- EXERCISE DESCRIPTION:
Keep every line in which "this" occurs and drop the rest of the data.

(Interface dataset entries)
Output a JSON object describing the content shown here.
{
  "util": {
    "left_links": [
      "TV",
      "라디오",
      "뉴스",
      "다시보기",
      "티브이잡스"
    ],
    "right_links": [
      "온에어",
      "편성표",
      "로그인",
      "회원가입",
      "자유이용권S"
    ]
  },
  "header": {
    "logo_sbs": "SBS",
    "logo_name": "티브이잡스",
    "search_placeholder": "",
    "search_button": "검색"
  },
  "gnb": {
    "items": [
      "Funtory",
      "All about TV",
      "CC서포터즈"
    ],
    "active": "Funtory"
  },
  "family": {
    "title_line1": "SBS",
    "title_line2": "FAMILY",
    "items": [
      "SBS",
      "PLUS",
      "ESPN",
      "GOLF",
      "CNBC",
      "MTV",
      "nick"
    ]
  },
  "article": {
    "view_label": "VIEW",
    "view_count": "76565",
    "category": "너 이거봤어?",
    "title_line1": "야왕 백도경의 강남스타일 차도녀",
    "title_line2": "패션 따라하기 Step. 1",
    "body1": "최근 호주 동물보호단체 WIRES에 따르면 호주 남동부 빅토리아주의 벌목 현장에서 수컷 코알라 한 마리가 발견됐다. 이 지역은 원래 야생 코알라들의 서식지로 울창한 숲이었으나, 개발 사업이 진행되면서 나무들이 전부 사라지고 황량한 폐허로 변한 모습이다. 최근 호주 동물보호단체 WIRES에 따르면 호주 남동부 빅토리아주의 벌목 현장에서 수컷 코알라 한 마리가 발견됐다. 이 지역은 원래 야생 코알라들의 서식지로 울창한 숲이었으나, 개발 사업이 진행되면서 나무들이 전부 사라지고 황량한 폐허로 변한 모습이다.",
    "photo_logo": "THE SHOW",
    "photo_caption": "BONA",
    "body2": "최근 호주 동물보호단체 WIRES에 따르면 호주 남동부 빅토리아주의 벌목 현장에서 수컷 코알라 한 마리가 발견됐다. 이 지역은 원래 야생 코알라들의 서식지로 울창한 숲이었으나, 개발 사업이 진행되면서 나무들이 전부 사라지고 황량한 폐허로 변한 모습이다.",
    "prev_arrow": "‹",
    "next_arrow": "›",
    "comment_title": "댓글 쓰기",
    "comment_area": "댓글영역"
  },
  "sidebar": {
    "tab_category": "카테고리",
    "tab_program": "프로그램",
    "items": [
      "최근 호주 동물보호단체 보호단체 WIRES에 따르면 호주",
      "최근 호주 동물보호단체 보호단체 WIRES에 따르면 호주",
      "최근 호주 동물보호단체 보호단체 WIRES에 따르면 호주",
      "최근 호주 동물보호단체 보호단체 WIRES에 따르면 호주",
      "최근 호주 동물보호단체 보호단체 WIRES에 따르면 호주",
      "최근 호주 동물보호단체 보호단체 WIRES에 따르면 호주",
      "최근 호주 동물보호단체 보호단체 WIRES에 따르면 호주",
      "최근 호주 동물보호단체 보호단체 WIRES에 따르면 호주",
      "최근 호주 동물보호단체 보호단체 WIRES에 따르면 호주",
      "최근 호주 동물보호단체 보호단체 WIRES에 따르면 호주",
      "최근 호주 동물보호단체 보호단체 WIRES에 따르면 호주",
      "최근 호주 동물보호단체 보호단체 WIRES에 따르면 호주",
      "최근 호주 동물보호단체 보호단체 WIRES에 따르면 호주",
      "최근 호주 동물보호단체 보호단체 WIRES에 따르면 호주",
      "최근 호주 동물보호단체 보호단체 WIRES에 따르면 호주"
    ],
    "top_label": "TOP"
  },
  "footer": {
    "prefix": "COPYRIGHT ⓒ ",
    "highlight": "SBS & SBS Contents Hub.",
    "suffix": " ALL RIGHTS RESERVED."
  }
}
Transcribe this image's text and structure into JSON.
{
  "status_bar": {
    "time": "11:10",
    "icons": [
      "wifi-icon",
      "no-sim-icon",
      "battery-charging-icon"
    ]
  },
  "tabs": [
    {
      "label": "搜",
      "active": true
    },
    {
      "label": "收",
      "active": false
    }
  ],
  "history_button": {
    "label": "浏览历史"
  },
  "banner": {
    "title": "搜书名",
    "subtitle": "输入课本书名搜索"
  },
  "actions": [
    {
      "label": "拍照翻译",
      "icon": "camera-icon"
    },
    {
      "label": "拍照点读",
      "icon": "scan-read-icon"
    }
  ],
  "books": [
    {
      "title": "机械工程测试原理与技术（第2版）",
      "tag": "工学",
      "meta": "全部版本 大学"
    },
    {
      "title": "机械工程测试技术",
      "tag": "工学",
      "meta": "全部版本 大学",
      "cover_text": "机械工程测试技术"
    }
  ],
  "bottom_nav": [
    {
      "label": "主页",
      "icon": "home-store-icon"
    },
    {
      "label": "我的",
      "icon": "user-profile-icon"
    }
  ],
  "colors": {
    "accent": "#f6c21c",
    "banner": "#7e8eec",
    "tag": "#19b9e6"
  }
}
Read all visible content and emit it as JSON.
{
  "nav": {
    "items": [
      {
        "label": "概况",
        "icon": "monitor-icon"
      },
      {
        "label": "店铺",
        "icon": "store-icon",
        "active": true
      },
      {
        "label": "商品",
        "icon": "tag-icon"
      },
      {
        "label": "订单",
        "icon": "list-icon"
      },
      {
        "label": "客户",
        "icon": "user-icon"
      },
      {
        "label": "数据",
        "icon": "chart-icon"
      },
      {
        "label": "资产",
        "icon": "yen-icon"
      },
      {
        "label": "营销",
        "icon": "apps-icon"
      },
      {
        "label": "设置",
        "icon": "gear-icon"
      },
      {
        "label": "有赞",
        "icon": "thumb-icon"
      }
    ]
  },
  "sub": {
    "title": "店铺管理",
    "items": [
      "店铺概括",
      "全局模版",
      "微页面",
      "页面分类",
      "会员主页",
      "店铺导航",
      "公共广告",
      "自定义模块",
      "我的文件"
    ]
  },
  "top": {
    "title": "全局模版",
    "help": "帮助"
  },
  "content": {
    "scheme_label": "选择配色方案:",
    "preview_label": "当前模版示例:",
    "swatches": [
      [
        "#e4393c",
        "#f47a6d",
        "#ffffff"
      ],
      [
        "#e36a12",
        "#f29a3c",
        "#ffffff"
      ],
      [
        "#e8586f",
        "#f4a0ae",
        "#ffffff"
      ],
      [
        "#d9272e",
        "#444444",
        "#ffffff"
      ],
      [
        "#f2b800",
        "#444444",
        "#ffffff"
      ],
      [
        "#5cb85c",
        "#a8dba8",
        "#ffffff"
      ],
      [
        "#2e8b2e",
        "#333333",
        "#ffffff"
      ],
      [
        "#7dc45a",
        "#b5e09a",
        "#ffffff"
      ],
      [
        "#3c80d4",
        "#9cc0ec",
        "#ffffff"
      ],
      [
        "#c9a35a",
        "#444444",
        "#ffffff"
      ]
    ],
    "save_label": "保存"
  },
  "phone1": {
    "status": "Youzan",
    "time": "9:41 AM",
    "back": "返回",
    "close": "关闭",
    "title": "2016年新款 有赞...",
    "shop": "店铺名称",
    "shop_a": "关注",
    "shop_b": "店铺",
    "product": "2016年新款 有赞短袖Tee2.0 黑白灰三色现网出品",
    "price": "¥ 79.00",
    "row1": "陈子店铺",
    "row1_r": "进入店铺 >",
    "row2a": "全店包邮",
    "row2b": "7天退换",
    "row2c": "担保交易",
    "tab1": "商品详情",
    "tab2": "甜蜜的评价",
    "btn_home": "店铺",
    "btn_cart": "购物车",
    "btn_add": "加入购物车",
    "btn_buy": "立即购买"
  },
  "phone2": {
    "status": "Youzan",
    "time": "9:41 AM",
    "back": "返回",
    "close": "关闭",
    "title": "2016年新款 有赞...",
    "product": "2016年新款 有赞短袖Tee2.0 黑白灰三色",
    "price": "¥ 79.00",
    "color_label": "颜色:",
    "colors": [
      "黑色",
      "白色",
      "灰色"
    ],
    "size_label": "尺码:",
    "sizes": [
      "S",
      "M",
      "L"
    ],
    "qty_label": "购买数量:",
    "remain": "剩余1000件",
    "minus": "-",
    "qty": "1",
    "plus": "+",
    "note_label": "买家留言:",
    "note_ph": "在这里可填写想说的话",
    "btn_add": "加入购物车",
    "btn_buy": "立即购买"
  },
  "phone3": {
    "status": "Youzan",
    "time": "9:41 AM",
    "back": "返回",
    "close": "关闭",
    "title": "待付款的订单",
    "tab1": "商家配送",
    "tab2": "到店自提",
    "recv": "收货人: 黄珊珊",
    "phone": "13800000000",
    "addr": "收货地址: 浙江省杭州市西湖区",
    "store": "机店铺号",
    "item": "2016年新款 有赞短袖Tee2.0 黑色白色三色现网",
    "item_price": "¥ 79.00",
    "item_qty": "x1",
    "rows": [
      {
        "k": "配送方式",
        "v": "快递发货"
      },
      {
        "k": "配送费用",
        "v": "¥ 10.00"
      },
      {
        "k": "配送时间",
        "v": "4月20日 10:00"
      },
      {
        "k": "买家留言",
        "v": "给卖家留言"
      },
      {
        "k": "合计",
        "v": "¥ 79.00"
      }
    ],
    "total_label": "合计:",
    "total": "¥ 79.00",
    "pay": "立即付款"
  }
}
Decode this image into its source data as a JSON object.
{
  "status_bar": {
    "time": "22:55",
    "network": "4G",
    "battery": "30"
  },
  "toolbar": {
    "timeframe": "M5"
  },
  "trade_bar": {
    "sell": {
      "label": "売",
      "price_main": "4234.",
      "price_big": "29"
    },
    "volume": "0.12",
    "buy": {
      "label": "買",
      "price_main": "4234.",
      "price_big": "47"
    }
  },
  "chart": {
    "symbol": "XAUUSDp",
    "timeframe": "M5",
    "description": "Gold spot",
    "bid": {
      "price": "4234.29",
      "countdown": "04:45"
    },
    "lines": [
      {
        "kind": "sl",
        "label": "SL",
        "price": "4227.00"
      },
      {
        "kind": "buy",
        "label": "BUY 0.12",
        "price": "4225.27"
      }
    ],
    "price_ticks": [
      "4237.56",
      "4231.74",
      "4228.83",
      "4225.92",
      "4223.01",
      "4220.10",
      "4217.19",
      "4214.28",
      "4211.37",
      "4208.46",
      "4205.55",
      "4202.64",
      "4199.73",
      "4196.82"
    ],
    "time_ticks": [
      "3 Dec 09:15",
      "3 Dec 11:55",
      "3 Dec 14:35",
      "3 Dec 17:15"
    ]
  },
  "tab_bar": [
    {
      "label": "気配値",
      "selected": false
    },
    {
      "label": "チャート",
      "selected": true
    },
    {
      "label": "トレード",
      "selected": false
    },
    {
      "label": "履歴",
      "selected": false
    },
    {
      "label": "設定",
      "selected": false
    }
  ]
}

- RESPONSE TO THE EXERCISE:
Transcribe this image's text and structure into JSON.
Decode this image into its source data as a JSON object.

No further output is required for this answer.